**Assignment:** Look through the records that follow. Copy every line containing the word "durability".

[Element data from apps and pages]
|---|

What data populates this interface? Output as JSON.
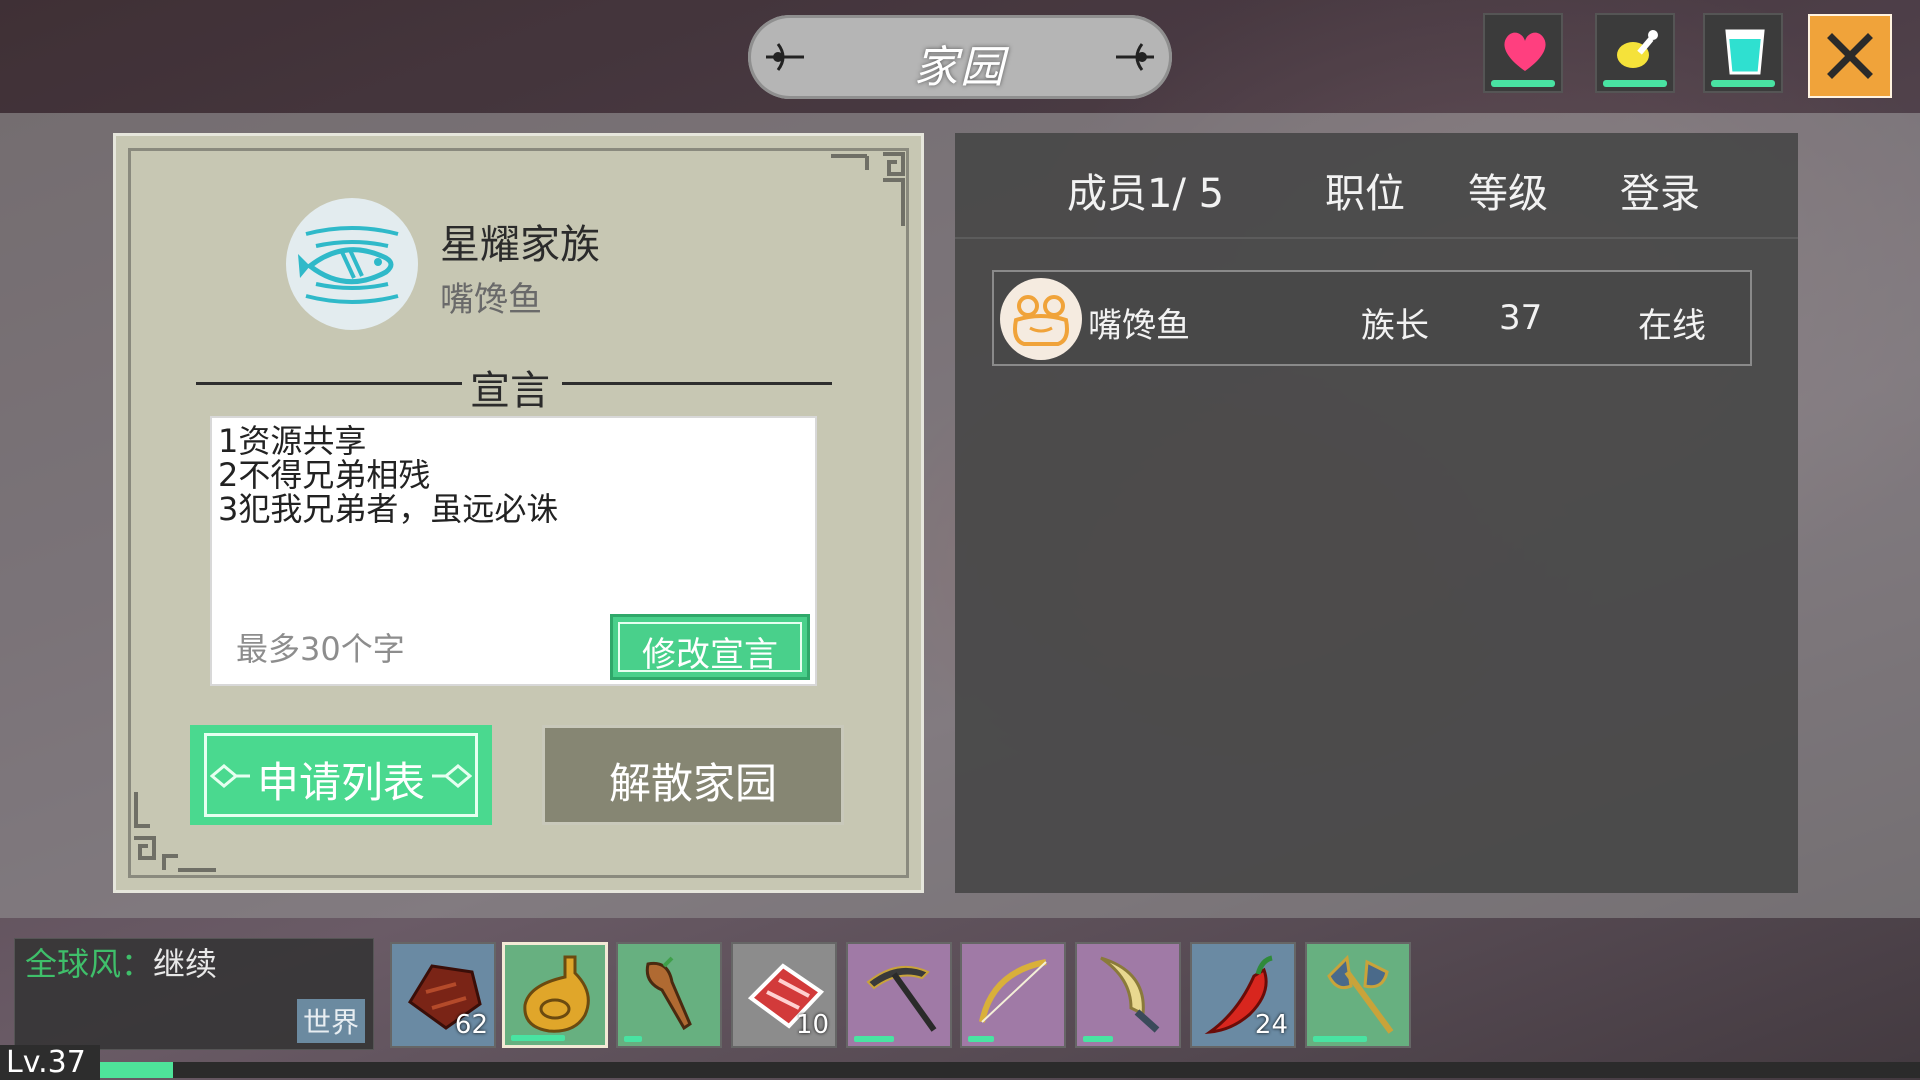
{
  "header": {
    "title": "家园",
    "status_icons": [
      {
        "name": "health",
        "icon": "heart-icon",
        "color": "#ff3f7f"
      },
      {
        "name": "food",
        "icon": "drumstick-icon",
        "color": "#f5e23a"
      },
      {
        "name": "water",
        "icon": "water-cup-icon",
        "color": "#2fe0d0"
      }
    ],
    "close_icon": "close-icon"
  },
  "clan": {
    "name": "星耀家族",
    "leader": "嘴馋鱼",
    "emblem_icon": "fish-icon",
    "declaration_title": "宣言",
    "declaration_lines": [
      "1资源共享",
      "2不得兄弟相残",
      "3犯我兄弟者，虽远必诛"
    ],
    "declaration_hint": "最多30个字",
    "edit_button": "修改宣言",
    "apply_list_button": "申请列表",
    "dissolve_button": "解散家园"
  },
  "members": {
    "headers": {
      "members": "成员1/ 5",
      "position": "职位",
      "level": "等级",
      "login": "登录"
    },
    "rows": [
      {
        "name": "嘴馋鱼",
        "avatar_icon": "frog-avatar-icon",
        "position": "族长",
        "level": "37",
        "login": "在线"
      }
    ]
  },
  "chat": {
    "channel": "全球风：",
    "message": "继续",
    "tag": "世界"
  },
  "hotbar": [
    {
      "icon": "meat-chunk-icon",
      "count": "62",
      "bg": "blue"
    },
    {
      "icon": "water-flask-icon",
      "count": "",
      "bg": "green",
      "selected": true,
      "durability": 0.55
    },
    {
      "icon": "club-icon",
      "count": "",
      "bg": "green",
      "durability": 0.2
    },
    {
      "icon": "raw-steak-icon",
      "count": "10",
      "bg": "gray"
    },
    {
      "icon": "pickaxe-icon",
      "count": "",
      "bg": "purple",
      "durability": 0.45
    },
    {
      "icon": "bow-icon",
      "count": "",
      "bg": "purple",
      "durability": 0.3
    },
    {
      "icon": "claw-blade-icon",
      "count": "",
      "bg": "purple",
      "durability": 0.35
    },
    {
      "icon": "chili-pepper-icon",
      "count": "24",
      "bg": "blue"
    },
    {
      "icon": "battle-axe-icon",
      "count": "",
      "bg": "green",
      "durability": 0.55
    }
  ],
  "player": {
    "level": "Lv.37",
    "xp_fraction": 0.04,
    "accent_color": "#4ee39a"
  }
}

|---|

**Solution below:**
      "durability": 0.55
      "durability": 0.2
      "durability": 0.45
      "durability": 0.3
      "durability": 0.35
      "durability": 0.55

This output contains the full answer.